As we explored in Week 3, safe extubation at the end of a surgical procedure is just as important as a safe intubation. The obese patient should be extubated in a head up ‘sitting position’, as awake as possible and with full reversal of neuromuscular blockade. The sitting position optimises respiratory mechanic and being full awake (i.e. eye opening or obeying commands) minimises the risk of postoperative airway obstruction, hypoventilation or laryngospasm. The reversal of neuromuscular blockade ensures the full return of airway reflexes, accessory muscle and diaphragmatic strength. Reversal should be guided using a quantitative nerve stimulator. Many routinely use rocuronium as their first-choice neuromuscular blocking agent and then reverse its effect with sugammadex. This selectively and highly effectively binds the aminosteroid class of neuromuscular blocking agents (rocuronium and vecuronium), and thus enables rapid and complete reversal of neuromuscular block.
WARNING:Suxamethonium should be used with caution in obese patients. Effective doses are calculated using total body weight, often at 1–2 mg/kg. Such large doses can have undesirable side-effects such as decreasing the the safe apnoea time and causing bradycardias.
This new infographic from SOBA provides a useful summary of anaesthetic drug dosing in the obese patient.
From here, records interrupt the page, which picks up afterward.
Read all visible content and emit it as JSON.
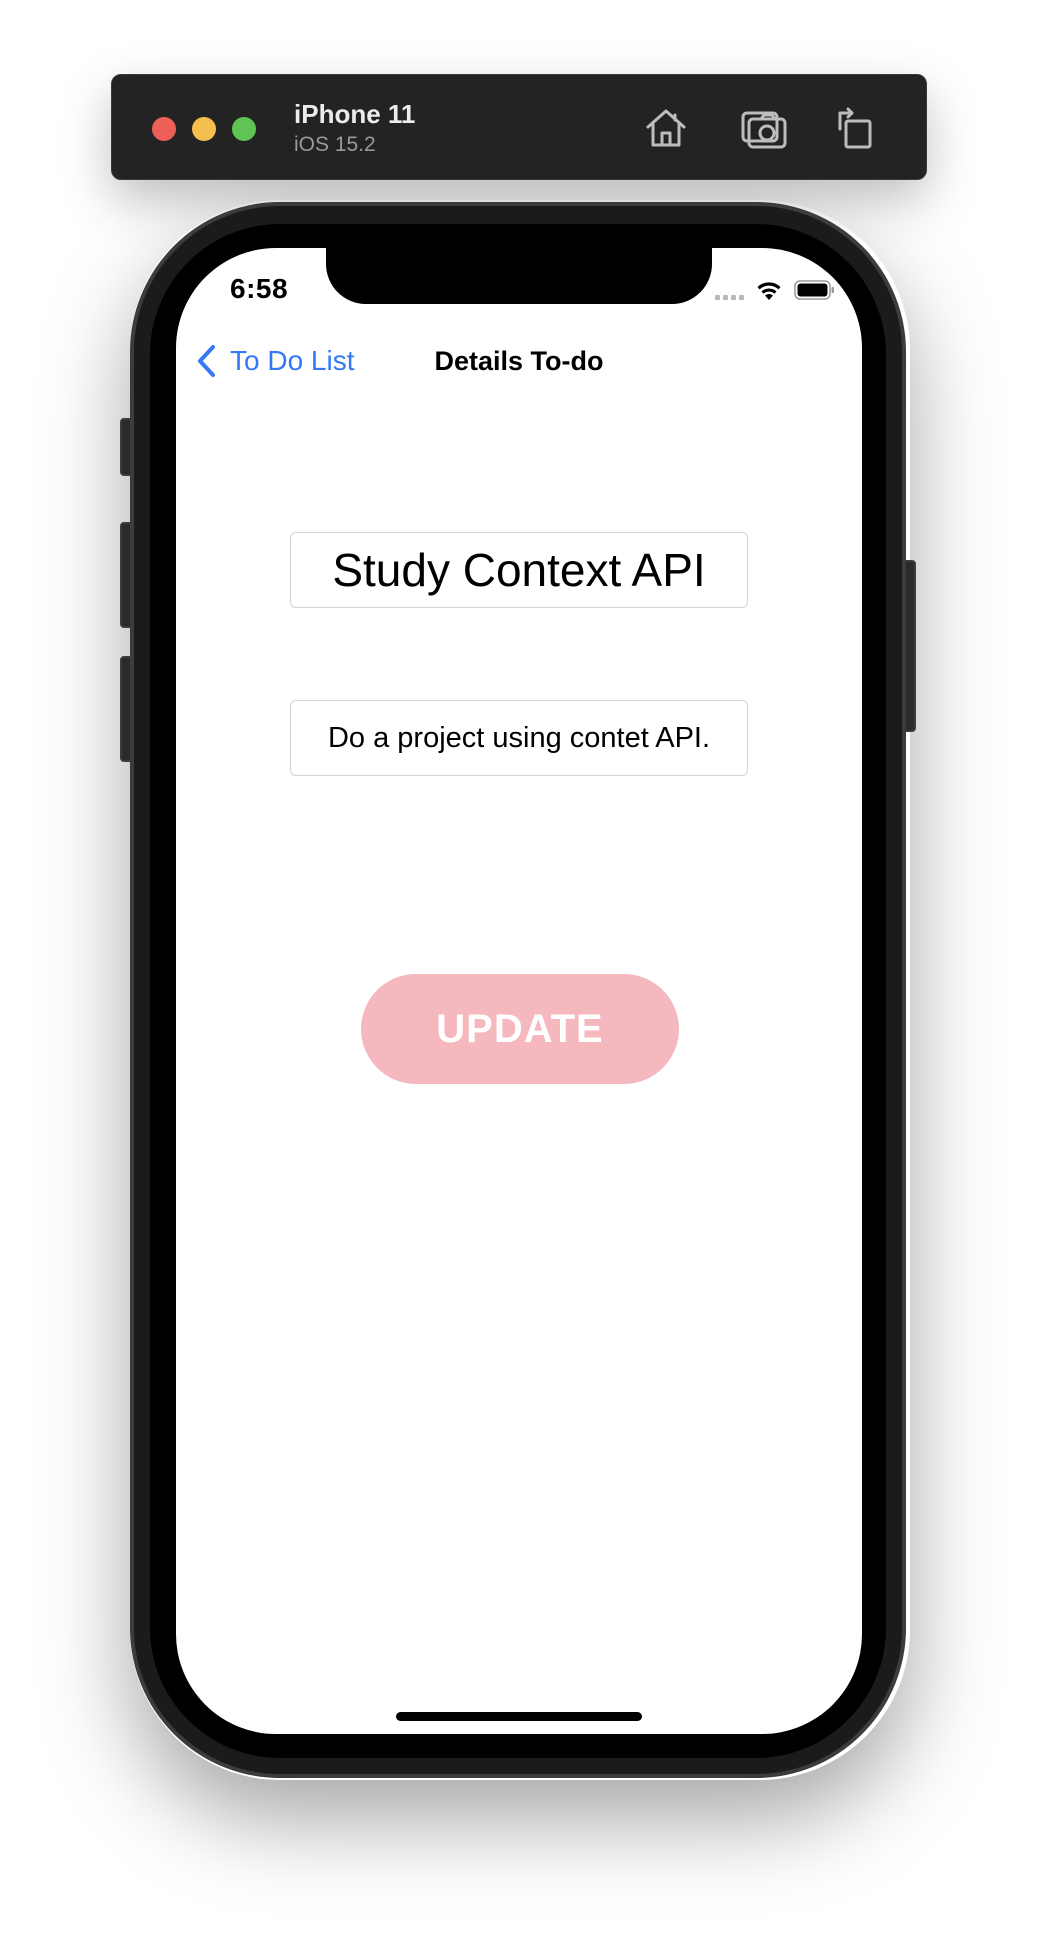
{
  "simulator": {
    "device_name": "iPhone 11",
    "os_version": "iOS 15.2",
    "icons": [
      "home-icon",
      "screenshot-icon",
      "rotate-icon"
    ]
  },
  "status_bar": {
    "time": "6:58",
    "icons": [
      "cellular-signal-icon",
      "wifi-icon",
      "battery-icon"
    ]
  },
  "nav": {
    "back_label": "To Do List",
    "title": "Details To-do",
    "back_icon": "chevron-left-icon"
  },
  "form": {
    "title_value": "Study Context API",
    "description_value": "Do a project using contet API."
  },
  "actions": {
    "update_label": "UPDATE"
  },
  "colors": {
    "accent": "#3478f6",
    "button_bg": "#f4b8be",
    "button_text": "#ffffff"
  }
}
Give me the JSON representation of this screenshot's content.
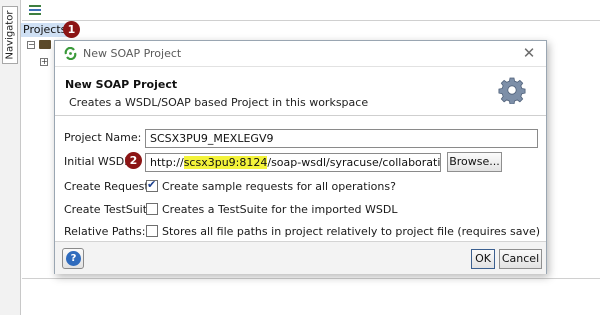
{
  "navigator": {
    "tab_label": "Navigator"
  },
  "tree": {
    "root_label": "Projects"
  },
  "callouts": {
    "one": "1",
    "two": "2"
  },
  "dialog": {
    "title": "New SOAP Project",
    "header_title": "New SOAP Project",
    "header_description": "Creates a WSDL/SOAP based Project in this workspace",
    "fields": {
      "project_name_label": "Project Name:",
      "project_name_value": "SCSX3PU9_MEXLEGV9",
      "wsdl_label": "Initial WSDL:",
      "wsdl_prefix": "http://",
      "wsdl_host": "scsx3pu9:8124",
      "wsdl_suffix": "/soap-wsdl/syracuse/collaboration/syracu",
      "browse_label": "Browse...",
      "create_requests_label": "Create Requests:",
      "create_requests_text": "Create sample requests for all operations?",
      "create_requests_checked": true,
      "create_testsuite_label": "Create TestSuite:",
      "create_testsuite_text": "Creates a TestSuite for the imported WSDL",
      "create_testsuite_checked": false,
      "relative_paths_label": "Relative Paths:",
      "relative_paths_text": "Stores all file paths in project relatively to project file (requires save)",
      "relative_paths_checked": false
    },
    "help_label": "?",
    "ok_label": "OK",
    "cancel_label": "Cancel"
  },
  "colors": {
    "callout": "#8c1515",
    "highlight": "#f3f33a",
    "selection": "#cfe0f4",
    "help_blue": "#2f6bbd"
  }
}
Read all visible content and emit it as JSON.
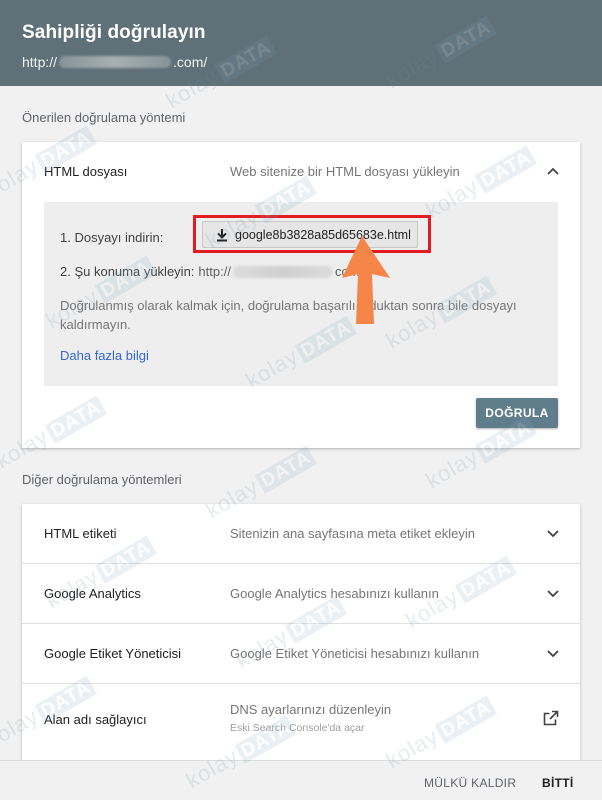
{
  "header": {
    "title": "Sahipliği doğrulayın",
    "url_prefix": "http://",
    "url_suffix": ".com/"
  },
  "recommended_label": "Önerilen doğrulama yöntemi",
  "html_file": {
    "name": "HTML dosyası",
    "description": "Web sitenize bir HTML dosyası yükleyin",
    "step1_label": "1. Dosyayı indirin:",
    "download_filename": "google8b3828a85d65683e.html",
    "step2_label": "2. Şu konuma yükleyin:",
    "step2_path_prefix": "http://",
    "step2_path_suffix": "com",
    "note": "Doğrulanmış olarak kalmak için, doğrulama başarılı olduktan sonra bile dosyayı kaldırmayın.",
    "more_link": "Daha fazla bilgi",
    "verify_button": "DOĞRULA"
  },
  "other_label": "Diğer doğrulama yöntemleri",
  "other_methods": [
    {
      "name": "HTML etiketi",
      "description": "Sitenizin ana sayfasına meta etiket ekleyin",
      "icon": "chevron-down-icon"
    },
    {
      "name": "Google Analytics",
      "description": "Google Analytics hesabınızı kullanın",
      "icon": "chevron-down-icon"
    },
    {
      "name": "Google Etiket Yöneticisi",
      "description": "Google Etiket Yöneticisi hesabınızı kullanın",
      "icon": "chevron-down-icon"
    },
    {
      "name": "Alan adı sağlayıcı",
      "description": "DNS ayarlarınızı düzenleyin",
      "subtext": "Eski Search Console'da açar",
      "icon": "open-in-new-icon"
    }
  ],
  "footer": {
    "remove_button": "MÜLKÜ KALDIR",
    "done_button": "BİTTİ"
  },
  "watermark": {
    "brand": "kolay",
    "badge": "DATA"
  },
  "colors": {
    "header_bg": "#5f7078",
    "verify_button_bg": "#607d8b",
    "highlight_border": "#e31b23",
    "pointer_arrow": "#f58549",
    "link": "#3367d6"
  }
}
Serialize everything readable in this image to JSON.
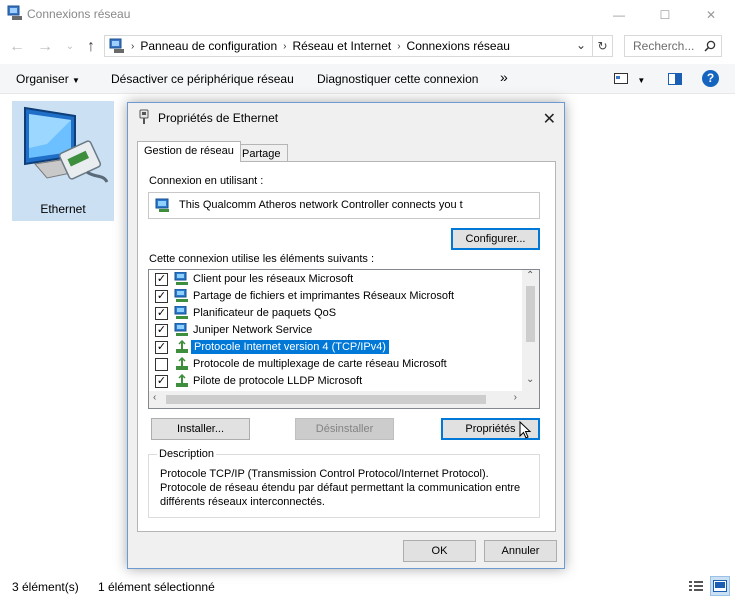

In the recovery area, patients should continue to be nursed in the upright position with supplementary oxygen. If applicable patient’s own continuous positive airway pressure (CPAP) device should be commenced as normal. High-flow nasal oxygen can also be used if standard supplementary oxygen does not maintain adequate oxygenation. Incentive breathing devices such as spirometers can also be used to encourage respiratory exercises by the patient but require preoperative training. Early mobilisation and physiotherapy are key to enhanced recovery.
How confident are you at managing the obese surgical patient? Have you encountered any problems at intubation or extubation and how did you overcome them? Do you think you will now change your technique? Please do discuss your experiences in the forums with your fellow learners, although be careful to keep all discussions confidential
3. Nightingale CE, Margarson MP, Shearer E et al; Association of Anaesthetists of Great Britain; Ireland Society for Obesity and Bariatric Anaesthesia. Peri-operative management of the obese surgical patient 2015: Association of Anaesthetists of Great Britain and Ireland Society for Obesity and Bariatric Anaesthesia